Again, the EAC negotiators have maintained that they need policy flexibility on issues of export tax to allow value addition and industrial development.
The EAC concern with the export taxes article is the impact that this restriction will have on its policy space in the use of export taxes as a trade policy instrument. EU, however, insists on measures disciplining the use of export taxes in the EPA.
Some of the sectors where current production will be at risk are processed oil products, chemical products for agriculture, medicines, vaccines and antibiotics.
The EAC document seen by The Daily News highlights other unresolved clauses on agriculture; some provisions of the protocol on rules of origin and some product specific rules.
On the negotiations under agriculture, outstanding issues remain on the domestic support and export subsidies; and on geographical indications.
The agricultural products in which the EAC are competitive in producing or have the potential-- are hardly affected by the EPA as these have largely been excluded from liberalization.

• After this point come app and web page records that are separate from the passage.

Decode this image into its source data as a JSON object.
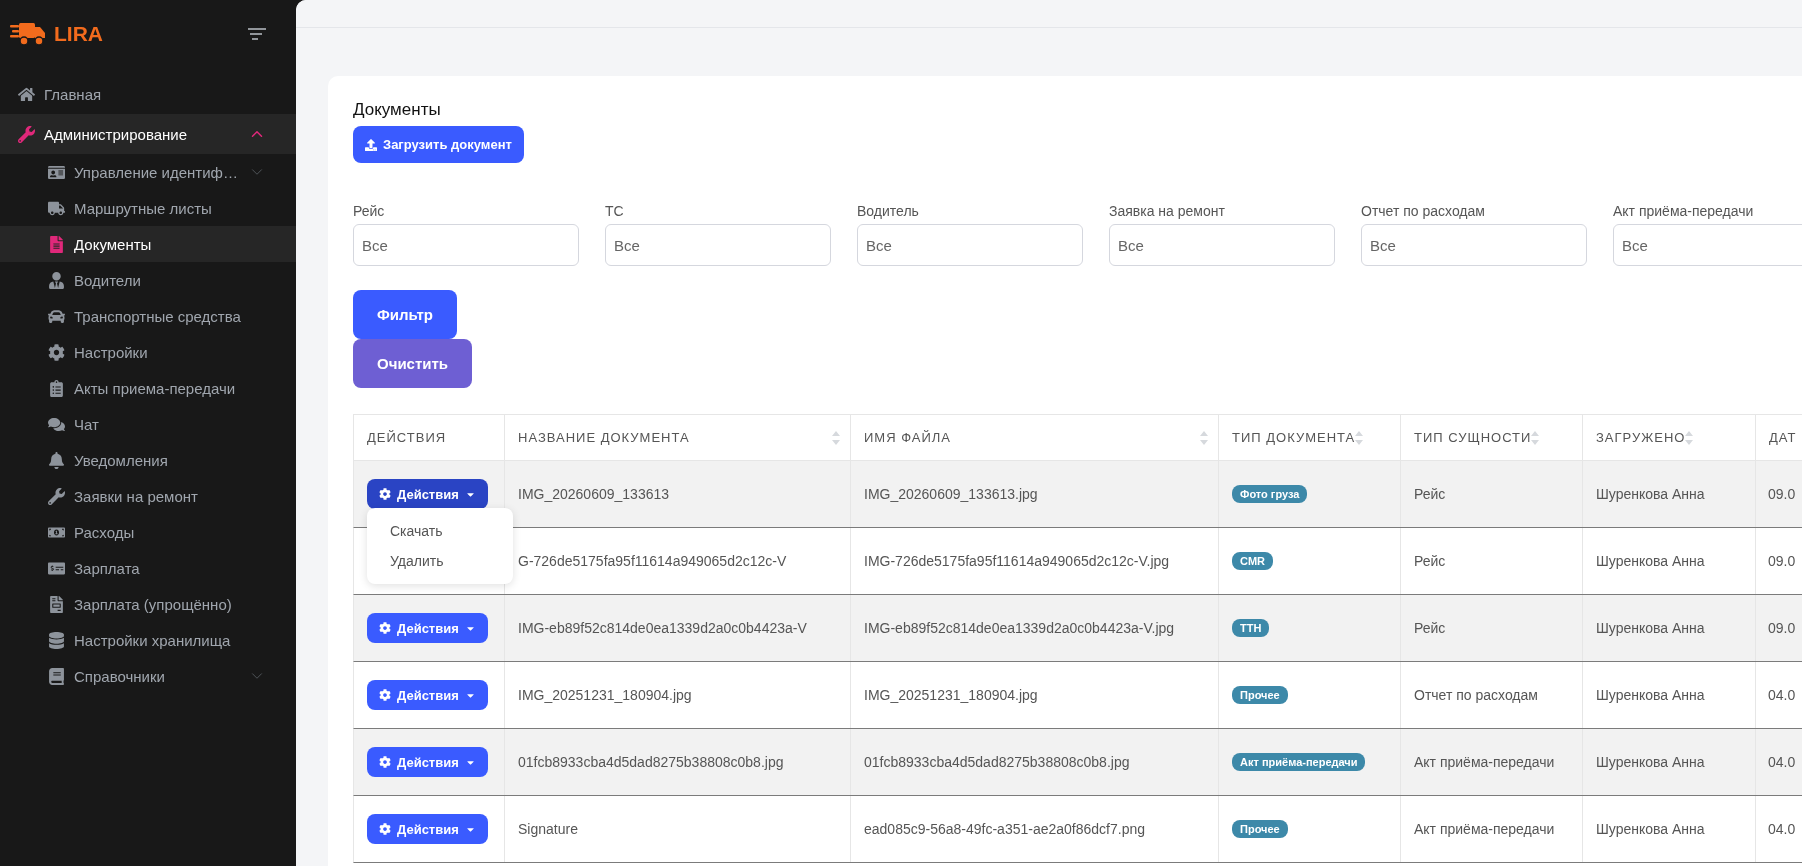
{
  "logo": {
    "text": "LIRA"
  },
  "sidebar": {
    "items": [
      {
        "label": "Главная",
        "selected": false
      },
      {
        "label": "Администрирование",
        "expanded": true,
        "children": [
          {
            "label": "Управление идентиф…",
            "selected": false,
            "expanded": false
          },
          {
            "label": "Маршрутные листы",
            "selected": false
          },
          {
            "label": "Документы",
            "selected": true
          },
          {
            "label": "Водители",
            "selected": false
          },
          {
            "label": "Транспортные средства",
            "selected": false
          },
          {
            "label": "Настройки",
            "selected": false
          },
          {
            "label": "Акты приема-передачи",
            "selected": false
          },
          {
            "label": "Чат",
            "selected": false
          },
          {
            "label": "Уведомления",
            "selected": false
          },
          {
            "label": "Заявки на ремонт",
            "selected": false
          },
          {
            "label": "Расходы",
            "selected": false
          },
          {
            "label": "Зарплата",
            "selected": false
          },
          {
            "label": "Зарплата (упрощённо)",
            "selected": false
          },
          {
            "label": "Настройки хранилища",
            "selected": false
          },
          {
            "label": "Справочники",
            "selected": false,
            "expanded": false
          }
        ]
      }
    ]
  },
  "page": {
    "title": "Документы",
    "upload_button": "Загрузить документ"
  },
  "filters": [
    {
      "label": "Рейс",
      "placeholder": "Все"
    },
    {
      "label": "ТС",
      "placeholder": "Все"
    },
    {
      "label": "Водитель",
      "placeholder": "Все"
    },
    {
      "label": "Заявка на ремонт",
      "placeholder": "Все"
    },
    {
      "label": "Отчет по расходам",
      "placeholder": "Все"
    },
    {
      "label": "Акт приёма-передачи",
      "placeholder": "Все"
    }
  ],
  "buttons": {
    "filter": "Фильтр",
    "clear": "Очистить"
  },
  "table": {
    "columns": [
      {
        "label": "ДЕЙСТВИЯ",
        "sortable": false
      },
      {
        "label": "НАЗВАНИЕ ДОКУМЕНТА",
        "sortable": true
      },
      {
        "label": "ИМЯ ФАЙЛА",
        "sortable": true
      },
      {
        "label": "ТИП ДОКУМЕНТА",
        "sortable": true
      },
      {
        "label": "ТИП СУЩНОСТИ",
        "sortable": true
      },
      {
        "label": "ЗАГРУЖЕНО",
        "sortable": true
      },
      {
        "label": "ДАТ"
      }
    ],
    "rows": [
      {
        "action": {
          "label": "Действия",
          "open": true,
          "menu": [
            "Скачать",
            "Удалить"
          ]
        },
        "name": "IMG_20260609_133613",
        "file": "IMG_20260609_133613.jpg",
        "doc_type": "Фото груза",
        "entity": "Рейс",
        "uploaded_by": "Шуренкова Анна",
        "date": "09.0"
      },
      {
        "name": "G-726de5175fa95f11614a949065d2c12c-V",
        "file": "IMG-726de5175fa95f11614a949065d2c12c-V.jpg",
        "doc_type": "CMR",
        "entity": "Рейс",
        "uploaded_by": "Шуренкова Анна",
        "date": "09.0"
      },
      {
        "action": {
          "label": "Действия",
          "open": false
        },
        "name": "IMG-eb89f52c814de0ea1339d2a0c0b4423a-V",
        "file": "IMG-eb89f52c814de0ea1339d2a0c0b4423a-V.jpg",
        "doc_type": "ТТН",
        "entity": "Рейс",
        "uploaded_by": "Шуренкова Анна",
        "date": "09.0"
      },
      {
        "action": {
          "label": "Действия",
          "open": false
        },
        "name": "IMG_20251231_180904.jpg",
        "file": "IMG_20251231_180904.jpg",
        "doc_type": "Прочее",
        "entity": "Отчет по расходам",
        "uploaded_by": "Шуренкова Анна",
        "date": "04.0"
      },
      {
        "action": {
          "label": "Действия",
          "open": false
        },
        "name": "01fcb8933cba4d5dad8275b38808c0b8.jpg",
        "file": "01fcb8933cba4d5dad8275b38808c0b8.jpg",
        "doc_type": "Акт приёма-передачи",
        "entity": "Акт приёма-передачи",
        "uploaded_by": "Шуренкова Анна",
        "date": "04.0"
      },
      {
        "action": {
          "label": "Действия",
          "open": false
        },
        "name": "Signature",
        "file": "ead085c9-56a8-49fc-a351-ae2a0f86dcf7.png",
        "doc_type": "Прочее",
        "entity": "Акт приёма-передачи",
        "uploaded_by": "Шуренкова Анна",
        "date": "04.0"
      }
    ]
  }
}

The EAC will be liberalizing seven agricultural items -- six products attracting 10 per cent and one product at 25 per cent, which are currently significantly, sourced from the EU, hence the potential loss of revenue.
These include maize starch, flours and meals of soya beans; seaweeds and other algae; animal food preparations; casein; other modified starches and colza Oil. In the list of outstanding issue include some provisions on institutional arrangements, dispute settlement and final provisions.

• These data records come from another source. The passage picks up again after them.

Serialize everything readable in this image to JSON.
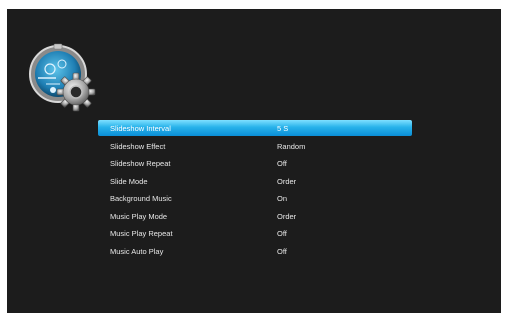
{
  "menu": {
    "items": [
      {
        "label": "Slideshow Interval",
        "value": "5 S",
        "selected": true
      },
      {
        "label": "Slideshow Effect",
        "value": "Random"
      },
      {
        "label": "Slideshow Repeat",
        "value": "Off"
      },
      {
        "label": "Slide Mode",
        "value": "Order"
      },
      {
        "label": "Background Music",
        "value": "On"
      },
      {
        "label": "Music Play Mode",
        "value": "Order"
      },
      {
        "label": "Music Play Repeat",
        "value": "Off"
      },
      {
        "label": "Music Auto Play",
        "value": "Off"
      }
    ]
  },
  "colors": {
    "background": "#1c1c1c",
    "highlight": "#28b2ea",
    "text": "#e8e8e8"
  },
  "icons": {
    "logo": "settings-gear-icon"
  }
}
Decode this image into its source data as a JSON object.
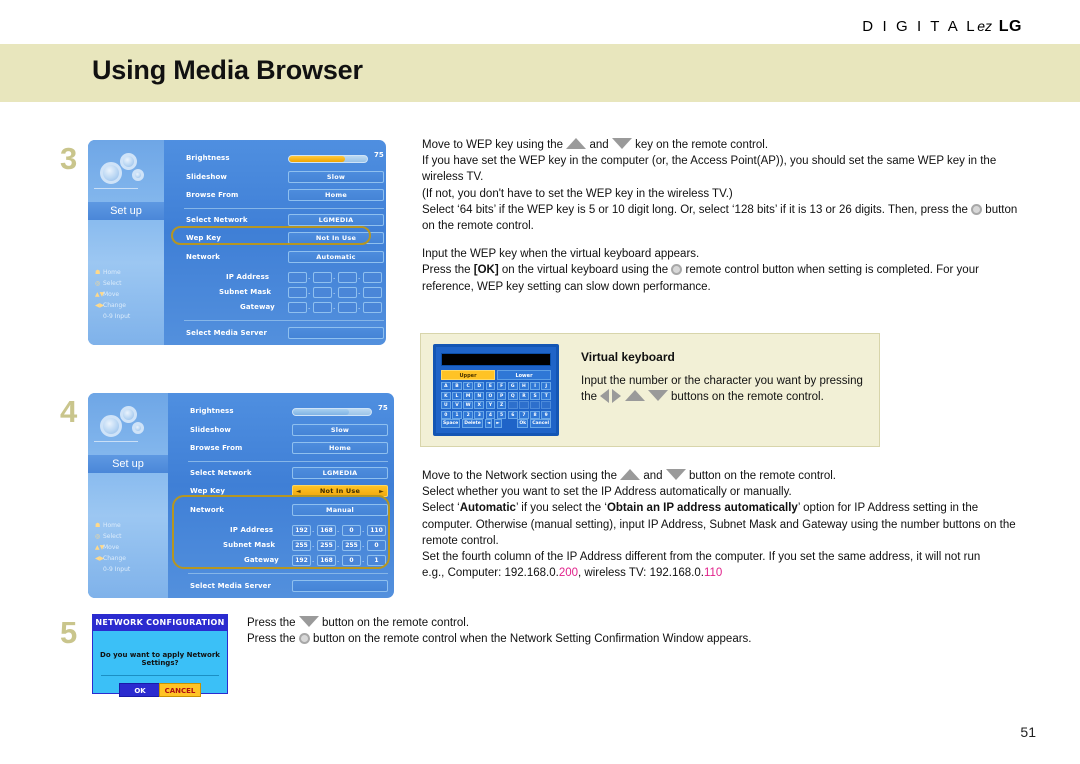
{
  "brand": {
    "digital": "D I G I T A L",
    "ez": "ez",
    "lg": "LG"
  },
  "header": {
    "title": "Using Media Browser"
  },
  "page": {
    "number": "51"
  },
  "colors": {
    "header_band": "#e8e6bd",
    "step_number": "#c9c58c",
    "osd_blue": "#4584d6",
    "highlight_ring": "#b59622",
    "selected_amber": "#ffc325",
    "accent_text": "#e0218a"
  },
  "steps": [
    {
      "number": "3"
    },
    {
      "number": "4"
    },
    {
      "number": "5"
    }
  ],
  "osd_step3": {
    "sidebar": {
      "setup_label": "Set up",
      "legend": [
        {
          "icon": "home-icon",
          "label": "Home"
        },
        {
          "icon": "select-icon",
          "label": "Select"
        },
        {
          "icon": "updown-icon",
          "label": "Move"
        },
        {
          "icon": "leftright-icon",
          "label": "Change"
        },
        {
          "icon": "numeric-icon",
          "label": "0-9 Input"
        }
      ]
    },
    "rows": {
      "brightness_label": "Brightness",
      "brightness_value": "75",
      "brightness_pct": 72,
      "slideshow_label": "Slideshow",
      "slideshow_value": "Slow",
      "browse_from_label": "Browse From",
      "browse_from_value": "Home",
      "select_network_label": "Select Network",
      "select_network_value": "LGMEDIA",
      "wep_key_label": "Wep Key",
      "wep_key_value": "Not In Use",
      "network_label": "Network",
      "network_value": "Automatic",
      "ip_address_label": "IP Address",
      "subnet_mask_label": "Subnet Mask",
      "gateway_label": "Gateway",
      "ip_address": [
        "",
        "",
        "",
        ""
      ],
      "subnet_mask": [
        "",
        "",
        "",
        ""
      ],
      "gateway": [
        "",
        "",
        "",
        ""
      ],
      "select_media_server_label": "Select Media Server",
      "select_media_server_value": ""
    }
  },
  "osd_step4": {
    "sidebar": {
      "setup_label": "Set up",
      "legend": [
        {
          "icon": "home-icon",
          "label": "Home"
        },
        {
          "icon": "select-icon",
          "label": "Select"
        },
        {
          "icon": "updown-icon",
          "label": "Move"
        },
        {
          "icon": "leftright-icon",
          "label": "Change"
        },
        {
          "icon": "numeric-icon",
          "label": "0-9 Input"
        }
      ]
    },
    "rows": {
      "brightness_label": "Brightness",
      "brightness_value": "75",
      "brightness_pct": 72,
      "slideshow_label": "Slideshow",
      "slideshow_value": "Slow",
      "browse_from_label": "Browse From",
      "browse_from_value": "Home",
      "select_network_label": "Select Network",
      "select_network_value": "LGMEDIA",
      "wep_key_label": "Wep Key",
      "wep_key_value": "Not In Use",
      "wep_key_arrow_left": "◄",
      "wep_key_arrow_right": "►",
      "network_label": "Network",
      "network_value": "Manual",
      "ip_address_label": "IP Address",
      "subnet_mask_label": "Subnet Mask",
      "gateway_label": "Gateway",
      "ip_address": [
        "192",
        "168",
        "0",
        "110"
      ],
      "subnet_mask": [
        "255",
        "255",
        "255",
        "0"
      ],
      "gateway": [
        "192",
        "168",
        "0",
        "1"
      ],
      "select_media_server_label": "Select Media Server",
      "select_media_server_value": ""
    }
  },
  "dialog_step5": {
    "title": "NETWORK CONFIGURATION",
    "message": "Do you want to apply Network Settings?",
    "ok_label": "OK",
    "cancel_label": "CANCEL"
  },
  "virtual_keyboard": {
    "title": "Virtual keyboard",
    "text_before": "Input the number or the character you want by pressing the",
    "text_after": "buttons on the remote control.",
    "tabs": [
      "Upper",
      "Lower"
    ],
    "active_tab": "Upper",
    "rows": [
      [
        "A",
        "B",
        "C",
        "D",
        "E",
        "F",
        "G",
        "H",
        "I",
        "J"
      ],
      [
        "K",
        "L",
        "M",
        "N",
        "O",
        "P",
        "Q",
        "R",
        "S",
        "T"
      ],
      [
        "U",
        "V",
        "W",
        "X",
        "Y",
        "Z",
        "",
        "",
        "",
        ""
      ],
      [
        "0",
        "1",
        "2",
        "3",
        "4",
        "5",
        "6",
        "7",
        "8",
        "9"
      ]
    ],
    "bottom_keys": [
      "Space",
      "Delete",
      "◄",
      "►",
      "Ok",
      "Cancel"
    ]
  },
  "text_block_step3": {
    "line1_a": "Move to WEP key using the",
    "line1_b": "and",
    "line1_c": "key on the remote control.",
    "line2": "If you have set the WEP key in the computer (or, the Access Point(AP)), you should set the same WEP key in the wireless TV.",
    "line3": "(If not, you don't have to set the WEP key in the wireless TV.)",
    "line4_a": "Select ‘64 bits’ if the WEP key is 5 or 10 digit long. Or, select ‘128 bits’ if it is 13 or 26 digits. Then, press the",
    "line4_b": "button on the remote control.",
    "line5": "Input the WEP key when the virtual keyboard appears.",
    "line6_a": "Press the",
    "line6_ok": "[OK]",
    "line6_b": "on the virtual keyboard using the",
    "line6_c": "remote control button when setting is completed. For your reference, WEP key setting can slow down performance."
  },
  "text_block_step4": {
    "line1_a": "Move to the Network section using the",
    "line1_b": "and",
    "line1_c": "button on the remote control.",
    "line2": "Select whether you want to set the IP Address automatically or manually.",
    "line3_a": "Select ‘",
    "line3_bold1": "Automatic",
    "line3_b": "’ if you select the ‘",
    "line3_bold2": "Obtain an IP address automatically",
    "line3_c": "’ option for IP Address setting in the computer. Otherwise (manual setting), input IP Address, Subnet Mask and Gateway using the number buttons on the remote control.",
    "line4": "Set the fourth column of the IP Address different from the computer. If you set the same address, it will not run",
    "line5_a": "e.g., Computer: 192.168.0.",
    "line5_accent1": "200",
    "line5_b": ", wireless TV: 192.168.0.",
    "line5_accent2": "110"
  },
  "text_block_step5": {
    "line1_a": "Press the",
    "line1_b": "button on the remote control.",
    "line2_a": "Press the",
    "line2_b": "button on the remote control when the Network Setting Confirmation Window appears."
  }
}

There are also the new issues submitted by the EU such as good governance in the tax area and consequences from customs union agreements concluded with EU. The EAC has not agreed to the inclusion of these issues in the negotiations.
EPAs negotiations started at ACP level and in 2003, the negotiations were moved to regional level. Kenya, Rwanda, Burundi, and Uganda were negotiating in the East and Southern African configuration under the coordination of Comesa while Tanzania was negotiating under SADC.
In 2007, all the EAC partners agreed to negotiate as a bloc. The EU represents an important trade partner for the EAC region, with around $4.8 billion of imports from the EU -- mainly oil products, medicines, machinery and mechanical equipment, cars, aircraft and electrical appliances -- and around $3.18 billion of exports to the EU --mainly coffee, tea, fresh cut flowers -- as per 2010 trade data.
Recently the Tanzanian Ambassador to the EU, Dr Diodorus Kamala said it was decided that African regions negotiating Economic Partnership Agreements (EPAs) with the European Union (EU) should hold signing of the agreements until the Africa-EU summit slated for April, next year.
The decision was reached recently in Libreville, Gabon, during the EPA's Negotiations Coordination Meeting organized by the African Union Commission, according to Tanzania's Ambassador to the European Union, Dr Diodorus Kamala, who attended the meeting.
"The EPAs should be included in the agenda of the Africa EU Summit scheduled to be held in April 2014. It was also agreed that the African Union Commission and EPA negotiating regions will have to prepare a joint matrix of challenging issues in the EPA negotiations with possible solutions," Mr Kamala said in a statement.
According to the Tanzanian envoy, the joint matrix will have to be submitted to the principals for consideration during the Africa - EU Summit. "An assessment needs to be done on the impact of the EPAs on economic and envisaged EAC -SADC (Southern African Development Community) and COMESA (Common Market for Eastern and Southern Africa)'s tripartite Free Trade Area," he explained.
Tanzania and the other four members of the East African Community (EAC) namely Kenya, Uganda, Rwanda and Burundi are negotiating the agreement through the regional bloc.
The Libreville meeting also resolved that the EPA agenda be taken up to the AU Trade Ministerial Conference in October, this year, and the High Level Technical Committee and at the January 2014 AU Summit.
"AU should propose alternatives to the EPAs and should develop and agree on common positions on all divergences with especially in the following areas export taxes, most favoured nation clause, agricultural subsidies in EU, development finance for EPAs, rules of origin, exclusion and non execution clauses," the statement read in part.
It called on the European Union to review EPAs negotiating mandate to ensure flexibility and conclusion of Africa's regional integration agenda.
The meeting also requested the EU to consider providing a non reciprocal trade arrangement for Africa the same way has done for Moldova and the Western Balkans to support their economic development.